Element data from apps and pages
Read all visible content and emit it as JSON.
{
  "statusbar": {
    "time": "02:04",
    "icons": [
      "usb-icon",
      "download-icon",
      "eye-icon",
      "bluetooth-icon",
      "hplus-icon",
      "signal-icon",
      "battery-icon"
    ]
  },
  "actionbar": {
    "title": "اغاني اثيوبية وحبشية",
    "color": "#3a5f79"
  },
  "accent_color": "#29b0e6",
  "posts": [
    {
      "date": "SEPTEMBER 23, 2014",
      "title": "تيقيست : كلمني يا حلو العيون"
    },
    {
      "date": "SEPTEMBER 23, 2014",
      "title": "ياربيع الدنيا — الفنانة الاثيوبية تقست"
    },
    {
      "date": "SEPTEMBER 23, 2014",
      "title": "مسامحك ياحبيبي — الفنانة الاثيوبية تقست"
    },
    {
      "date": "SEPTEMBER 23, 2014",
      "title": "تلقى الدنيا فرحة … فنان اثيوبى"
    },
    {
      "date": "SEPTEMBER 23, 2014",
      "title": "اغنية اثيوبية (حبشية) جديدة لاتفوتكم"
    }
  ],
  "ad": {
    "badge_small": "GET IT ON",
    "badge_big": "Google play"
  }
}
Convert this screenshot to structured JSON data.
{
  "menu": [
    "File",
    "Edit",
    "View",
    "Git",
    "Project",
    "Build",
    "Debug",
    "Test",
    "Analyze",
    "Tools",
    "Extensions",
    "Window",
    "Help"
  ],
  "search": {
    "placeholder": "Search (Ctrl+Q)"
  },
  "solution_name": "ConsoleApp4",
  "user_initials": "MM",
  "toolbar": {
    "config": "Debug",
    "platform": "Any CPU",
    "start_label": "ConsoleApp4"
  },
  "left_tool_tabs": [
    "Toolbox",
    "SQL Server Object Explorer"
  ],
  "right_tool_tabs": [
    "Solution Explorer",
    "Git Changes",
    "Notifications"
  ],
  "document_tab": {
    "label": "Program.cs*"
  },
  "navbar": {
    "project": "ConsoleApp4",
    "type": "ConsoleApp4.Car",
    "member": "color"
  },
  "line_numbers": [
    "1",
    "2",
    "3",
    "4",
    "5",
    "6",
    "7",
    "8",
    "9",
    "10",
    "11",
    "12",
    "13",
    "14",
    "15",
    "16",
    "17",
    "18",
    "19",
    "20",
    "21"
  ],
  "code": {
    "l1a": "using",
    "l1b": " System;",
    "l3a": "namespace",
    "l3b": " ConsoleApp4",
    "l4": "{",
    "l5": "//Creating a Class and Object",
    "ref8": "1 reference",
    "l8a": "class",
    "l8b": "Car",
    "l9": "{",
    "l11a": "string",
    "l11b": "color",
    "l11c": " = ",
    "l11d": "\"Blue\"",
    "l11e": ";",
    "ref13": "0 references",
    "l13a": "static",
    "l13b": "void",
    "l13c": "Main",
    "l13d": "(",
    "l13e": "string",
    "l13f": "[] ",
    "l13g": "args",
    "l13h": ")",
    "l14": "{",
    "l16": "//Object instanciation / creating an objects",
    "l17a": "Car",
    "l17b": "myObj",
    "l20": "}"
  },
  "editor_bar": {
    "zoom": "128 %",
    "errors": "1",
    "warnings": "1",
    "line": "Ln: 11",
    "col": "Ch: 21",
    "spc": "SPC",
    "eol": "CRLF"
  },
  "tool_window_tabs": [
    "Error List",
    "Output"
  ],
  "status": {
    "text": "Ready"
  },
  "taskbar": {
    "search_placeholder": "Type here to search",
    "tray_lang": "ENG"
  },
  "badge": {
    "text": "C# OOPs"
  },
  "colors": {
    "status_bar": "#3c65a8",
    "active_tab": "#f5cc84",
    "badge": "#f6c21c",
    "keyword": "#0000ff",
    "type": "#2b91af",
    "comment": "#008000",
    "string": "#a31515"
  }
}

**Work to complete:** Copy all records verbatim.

**The answer:**
Read all visible content and emit it as JSON.
{
  "statusbar": {
    "time": "02:04",
    "icons": [
      "usb-icon",
      "download-icon",
      "eye-icon",
      "bluetooth-icon",
      "hplus-icon",
      "signal-icon",
      "battery-icon"
    ]
  },
  "actionbar": {
    "title": "اغاني اثيوبية وحبشية",
    "color": "#3a5f79"
  },
  "accent_color": "#29b0e6",
  "posts": [
    {
      "date": "SEPTEMBER 23, 2014",
      "title": "تيقيست : كلمني يا حلو العيون"
    },
    {
      "date": "SEPTEMBER 23, 2014",
      "title": "ياربيع الدنيا — الفنانة الاثيوبية تقست"
    },
    {
      "date": "SEPTEMBER 23, 2014",
      "title": "مسامحك ياحبيبي — الفنانة الاثيوبية تقست"
    },
    {
      "date": "SEPTEMBER 23, 2014",
      "title": "تلقى الدنيا فرحة … فنان اثيوبى"
    },
    {
      "date": "SEPTEMBER 23, 2014",
      "title": "اغنية اثيوبية (حبشية) جديدة لاتفوتكم"
    }
  ],
  "ad": {
    "badge_small": "GET IT ON",
    "badge_big": "Google play"
  }
}
Convert this screenshot to structured JSON data.
{
  "menu": [
    "File",
    "Edit",
    "View",
    "Git",
    "Project",
    "Build",
    "Debug",
    "Test",
    "Analyze",
    "Tools",
    "Extensions",
    "Window",
    "Help"
  ],
  "search": {
    "placeholder": "Search (Ctrl+Q)"
  },
  "solution_name": "ConsoleApp4",
  "user_initials": "MM",
  "toolbar": {
    "config": "Debug",
    "platform": "Any CPU",
    "start_label": "ConsoleApp4"
  },
  "left_tool_tabs": [
    "Toolbox",
    "SQL Server Object Explorer"
  ],
  "right_tool_tabs": [
    "Solution Explorer",
    "Git Changes",
    "Notifications"
  ],
  "document_tab": {
    "label": "Program.cs*"
  },
  "navbar": {
    "project": "ConsoleApp4",
    "type": "ConsoleApp4.Car",
    "member": "color"
  },
  "line_numbers": [
    "1",
    "2",
    "3",
    "4",
    "5",
    "6",
    "7",
    "8",
    "9",
    "10",
    "11",
    "12",
    "13",
    "14",
    "15",
    "16",
    "17",
    "18",
    "19",
    "20",
    "21"
  ],
  "code": {
    "l1a": "using",
    "l1b": " System;",
    "l3a": "namespace",
    "l3b": " ConsoleApp4",
    "l4": "{",
    "l5": "//Creating a Class and Object",
    "ref8": "1 reference",
    "l8a": "class",
    "l8b": "Car",
    "l9": "{",
    "l11a": "string",
    "l11b": "color",
    "l11c": " = ",
    "l11d": "\"Blue\"",
    "l11e": ";",
    "ref13": "0 references",
    "l13a": "static",
    "l13b": "void",
    "l13c": "Main",
    "l13d": "(",
    "l13e": "string",
    "l13f": "[] ",
    "l13g": "args",
    "l13h": ")",
    "l14": "{",
    "l16": "//Object instanciation / creating an objects",
    "l17a": "Car",
    "l17b": "myObj",
    "l20": "}"
  },
  "editor_bar": {
    "zoom": "128 %",
    "errors": "1",
    "warnings": "1",
    "line": "Ln: 11",
    "col": "Ch: 21",
    "spc": "SPC",
    "eol": "CRLF"
  },
  "tool_window_tabs": [
    "Error List",
    "Output"
  ],
  "status": {
    "text": "Ready"
  },
  "taskbar": {
    "search_placeholder": "Type here to search",
    "tray_lang": "ENG"
  },
  "badge": {
    "text": "C# OOPs"
  },
  "colors": {
    "status_bar": "#3c65a8",
    "active_tab": "#f5cc84",
    "badge": "#f6c21c",
    "keyword": "#0000ff",
    "type": "#2b91af",
    "comment": "#008000",
    "string": "#a31515"
  }
}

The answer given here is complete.